- When purchasing a solar system, don’t make the mistake of thinking ‘one size fits all’
- To size your solar panel system, calculate how much electricity you use and when you use it
- A typical Australian home uses approximately 15-20kWh per day, which equates to a 5kW system
- kW measures power, kWh measures energy
One of the most common questions our solar consultants and solar engineers get asked is: “How many solar panels will I need to power my home?”
Ladies and Gentlemen, look no further! At Venergy, we’re here to help.
While we do recommend that you speak to one of our expert consultants who will look at your roof layout, electricity consumption, and other factors to provide you with a free personalised recommendation to best suit your solar needs, here is a quick start guide.
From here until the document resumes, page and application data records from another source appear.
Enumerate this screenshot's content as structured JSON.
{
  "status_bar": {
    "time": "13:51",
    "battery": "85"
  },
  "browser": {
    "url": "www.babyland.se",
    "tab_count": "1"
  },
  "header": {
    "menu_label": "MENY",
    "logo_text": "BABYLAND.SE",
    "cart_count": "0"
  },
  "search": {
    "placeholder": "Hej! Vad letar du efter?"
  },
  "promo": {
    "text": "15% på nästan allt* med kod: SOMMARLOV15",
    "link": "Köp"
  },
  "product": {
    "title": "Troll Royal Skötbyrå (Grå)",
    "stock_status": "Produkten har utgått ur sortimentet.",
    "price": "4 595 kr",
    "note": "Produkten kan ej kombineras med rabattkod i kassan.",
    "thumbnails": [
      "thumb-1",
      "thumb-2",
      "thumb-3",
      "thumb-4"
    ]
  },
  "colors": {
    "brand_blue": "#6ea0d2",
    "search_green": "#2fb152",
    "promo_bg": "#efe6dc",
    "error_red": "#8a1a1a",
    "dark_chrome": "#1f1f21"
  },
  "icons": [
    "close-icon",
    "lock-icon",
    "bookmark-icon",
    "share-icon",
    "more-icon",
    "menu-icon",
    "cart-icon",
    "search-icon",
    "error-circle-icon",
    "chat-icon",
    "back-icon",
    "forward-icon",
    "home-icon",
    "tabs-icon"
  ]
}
To book in a free consultation with one of our experts, click on the link below.
Sizing your solar panel system
In order to figure out the size of the solar power system you need for your specific circumstances and how many solar panels you will need, here are two things to consider:
- Look for your daily energy usage. The easiest way to know your current energy usage patterns is by reviewing your energy bills. Collect your electricity bills over the past year or so and calculate your average daily energy use.
- Sunshine hours. It is an obvious rule that solar panels need sunlight to work. But what first-time buyers often don’t know is that the exposure of their home to sunlight, or how many hours of sunshine they receive, can have a direct effect on the number of solar panels they need.
Bigger is now better for rooftop solar
The number of solar panels you need for your house depends on the system size that you choose. You may, however, have a different number of panels for the same size system, depending on the brand of panels that you opt for.
Solar panels usually come in the standard dimensions of 1.70 m x 1.00 m for households, which is about 1.7m2 for each panel installed. However, for a more powerful module, the wattage output (W) of the panels would likely vary between 250W and 360W.
That explains why you will need 4 x 250W panels, or 3 x 330W for every 1kW of power your solar system needs to produce. If you are considering a 6.6kW system, that is between 18 and 20 solar panels that will depend on the brand of solar panels that you choose!
If you can manage the upfront cost and have the roof space, we suggest choosing a system size of no less than 5kW; indeed, the new sweet spot of a 6.6kW system with a 5kW inverter might be a good option.
The price of a 5kW system may vary depending on your location but expect to pay between $5,000 – $8,000 for a quality installation.
Don’t confuse kW and kWh
kW stands for “kilowatts” which is 1,000 Watts. A kW is a measure of power. The size of a solar system is defined by its peak power. e.g. a 1 kW system can produce 1 kW of power on really sunny days.
kWh, which means kilowatt-hour, is a measurement of energy (not power). So, if your solar panels continuously output 1 kW of power for an hour, then 1 kWh of energy has been generated.
We hope this article helps you get started, however, we recommend that you contact our expert solar consultations for a free customised energy saving plan for you.